[INFORMATION GIVEN]
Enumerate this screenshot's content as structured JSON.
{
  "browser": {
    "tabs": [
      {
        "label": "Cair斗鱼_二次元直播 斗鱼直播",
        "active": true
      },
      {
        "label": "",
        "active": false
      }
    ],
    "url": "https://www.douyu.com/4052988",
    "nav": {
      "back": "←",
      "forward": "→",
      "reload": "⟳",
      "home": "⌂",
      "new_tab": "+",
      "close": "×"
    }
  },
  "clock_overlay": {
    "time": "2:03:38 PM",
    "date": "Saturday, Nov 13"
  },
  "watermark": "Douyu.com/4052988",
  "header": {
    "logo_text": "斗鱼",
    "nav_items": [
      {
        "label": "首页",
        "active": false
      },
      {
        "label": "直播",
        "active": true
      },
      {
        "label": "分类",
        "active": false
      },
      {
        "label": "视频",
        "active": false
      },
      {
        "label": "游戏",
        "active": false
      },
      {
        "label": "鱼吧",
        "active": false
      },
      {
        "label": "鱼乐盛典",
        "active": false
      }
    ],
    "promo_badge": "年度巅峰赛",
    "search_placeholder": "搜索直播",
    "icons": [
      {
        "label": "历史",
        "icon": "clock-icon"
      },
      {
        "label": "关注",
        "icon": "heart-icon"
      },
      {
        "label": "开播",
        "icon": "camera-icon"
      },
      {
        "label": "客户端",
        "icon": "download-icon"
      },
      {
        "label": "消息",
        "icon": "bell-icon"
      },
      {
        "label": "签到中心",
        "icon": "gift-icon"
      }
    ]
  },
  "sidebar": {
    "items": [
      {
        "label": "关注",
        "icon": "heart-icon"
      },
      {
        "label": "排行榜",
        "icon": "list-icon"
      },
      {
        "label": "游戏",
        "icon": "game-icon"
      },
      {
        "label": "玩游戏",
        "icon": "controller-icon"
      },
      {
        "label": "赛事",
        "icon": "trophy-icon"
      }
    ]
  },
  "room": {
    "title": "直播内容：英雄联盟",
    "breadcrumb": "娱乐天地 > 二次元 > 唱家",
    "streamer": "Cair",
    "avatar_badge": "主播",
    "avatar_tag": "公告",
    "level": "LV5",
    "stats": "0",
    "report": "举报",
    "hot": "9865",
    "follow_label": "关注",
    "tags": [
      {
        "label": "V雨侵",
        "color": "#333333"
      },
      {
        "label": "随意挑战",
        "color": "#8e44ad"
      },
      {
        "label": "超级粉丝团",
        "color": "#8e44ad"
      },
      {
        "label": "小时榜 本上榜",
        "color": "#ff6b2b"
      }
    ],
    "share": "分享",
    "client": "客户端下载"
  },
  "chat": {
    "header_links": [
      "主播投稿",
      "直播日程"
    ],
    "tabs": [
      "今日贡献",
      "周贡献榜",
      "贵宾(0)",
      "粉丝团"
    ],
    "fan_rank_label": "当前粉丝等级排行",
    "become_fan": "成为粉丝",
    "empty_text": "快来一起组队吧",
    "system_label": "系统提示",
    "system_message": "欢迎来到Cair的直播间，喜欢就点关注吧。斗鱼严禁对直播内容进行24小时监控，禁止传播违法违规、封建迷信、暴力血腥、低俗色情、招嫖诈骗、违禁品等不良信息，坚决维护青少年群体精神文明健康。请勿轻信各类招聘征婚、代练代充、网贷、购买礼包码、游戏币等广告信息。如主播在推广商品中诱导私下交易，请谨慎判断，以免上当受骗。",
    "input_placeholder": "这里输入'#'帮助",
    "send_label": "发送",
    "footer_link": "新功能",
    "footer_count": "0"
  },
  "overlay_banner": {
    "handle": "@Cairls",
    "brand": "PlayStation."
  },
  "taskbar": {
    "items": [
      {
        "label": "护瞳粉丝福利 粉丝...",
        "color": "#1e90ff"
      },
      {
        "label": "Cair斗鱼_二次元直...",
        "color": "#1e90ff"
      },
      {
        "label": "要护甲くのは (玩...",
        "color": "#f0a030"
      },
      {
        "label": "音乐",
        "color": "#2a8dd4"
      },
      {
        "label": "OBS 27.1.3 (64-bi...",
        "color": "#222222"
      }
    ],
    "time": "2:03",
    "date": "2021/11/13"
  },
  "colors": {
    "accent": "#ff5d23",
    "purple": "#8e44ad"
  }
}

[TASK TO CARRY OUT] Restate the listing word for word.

[ANSWER TO THE PROBLEM]
Enumerate this screenshot's content as structured JSON.
{
  "browser": {
    "tabs": [
      {
        "label": "Cair斗鱼_二次元直播 斗鱼直播",
        "active": true
      },
      {
        "label": "",
        "active": false
      }
    ],
    "url": "https://www.douyu.com/4052988",
    "nav": {
      "back": "←",
      "forward": "→",
      "reload": "⟳",
      "home": "⌂",
      "new_tab": "+",
      "close": "×"
    }
  },
  "clock_overlay": {
    "time": "2:03:38 PM",
    "date": "Saturday, Nov 13"
  },
  "watermark": "Douyu.com/4052988",
  "header": {
    "logo_text": "斗鱼",
    "nav_items": [
      {
        "label": "首页",
        "active": false
      },
      {
        "label": "直播",
        "active": true
      },
      {
        "label": "分类",
        "active": false
      },
      {
        "label": "视频",
        "active": false
      },
      {
        "label": "游戏",
        "active": false
      },
      {
        "label": "鱼吧",
        "active": false
      },
      {
        "label": "鱼乐盛典",
        "active": false
      }
    ],
    "promo_badge": "年度巅峰赛",
    "search_placeholder": "搜索直播",
    "icons": [
      {
        "label": "历史",
        "icon": "clock-icon"
      },
      {
        "label": "关注",
        "icon": "heart-icon"
      },
      {
        "label": "开播",
        "icon": "camera-icon"
      },
      {
        "label": "客户端",
        "icon": "download-icon"
      },
      {
        "label": "消息",
        "icon": "bell-icon"
      },
      {
        "label": "签到中心",
        "icon": "gift-icon"
      }
    ]
  },
  "sidebar": {
    "items": [
      {
        "label": "关注",
        "icon": "heart-icon"
      },
      {
        "label": "排行榜",
        "icon": "list-icon"
      },
      {
        "label": "游戏",
        "icon": "game-icon"
      },
      {
        "label": "玩游戏",
        "icon": "controller-icon"
      },
      {
        "label": "赛事",
        "icon": "trophy-icon"
      }
    ]
  },
  "room": {
    "title": "直播内容：英雄联盟",
    "breadcrumb": "娱乐天地 > 二次元 > 唱家",
    "streamer": "Cair",
    "avatar_badge": "主播",
    "avatar_tag": "公告",
    "level": "LV5",
    "stats": "0",
    "report": "举报",
    "hot": "9865",
    "follow_label": "关注",
    "tags": [
      {
        "label": "V雨侵",
        "color": "#333333"
      },
      {
        "label": "随意挑战",
        "color": "#8e44ad"
      },
      {
        "label": "超级粉丝团",
        "color": "#8e44ad"
      },
      {
        "label": "小时榜 本上榜",
        "color": "#ff6b2b"
      }
    ],
    "share": "分享",
    "client": "客户端下载"
  },
  "chat": {
    "header_links": [
      "主播投稿",
      "直播日程"
    ],
    "tabs": [
      "今日贡献",
      "周贡献榜",
      "贵宾(0)",
      "粉丝团"
    ],
    "fan_rank_label": "当前粉丝等级排行",
    "become_fan": "成为粉丝",
    "empty_text": "快来一起组队吧",
    "system_label": "系统提示",
    "system_message": "欢迎来到Cair的直播间，喜欢就点关注吧。斗鱼严禁对直播内容进行24小时监控，禁止传播违法违规、封建迷信、暴力血腥、低俗色情、招嫖诈骗、违禁品等不良信息，坚决维护青少年群体精神文明健康。请勿轻信各类招聘征婚、代练代充、网贷、购买礼包码、游戏币等广告信息。如主播在推广商品中诱导私下交易，请谨慎判断，以免上当受骗。",
    "input_placeholder": "这里输入'#'帮助",
    "send_label": "发送",
    "footer_link": "新功能",
    "footer_count": "0"
  },
  "overlay_banner": {
    "handle": "@Cairls",
    "brand": "PlayStation."
  },
  "taskbar": {
    "items": [
      {
        "label": "护瞳粉丝福利 粉丝...",
        "color": "#1e90ff"
      },
      {
        "label": "Cair斗鱼_二次元直...",
        "color": "#1e90ff"
      },
      {
        "label": "要护甲くのは (玩...",
        "color": "#f0a030"
      },
      {
        "label": "音乐",
        "color": "#2a8dd4"
      },
      {
        "label": "OBS 27.1.3 (64-bi...",
        "color": "#222222"
      }
    ],
    "time": "2:03",
    "date": "2021/11/13"
  },
  "colors": {
    "accent": "#ff5d23",
    "purple": "#8e44ad"
  }
}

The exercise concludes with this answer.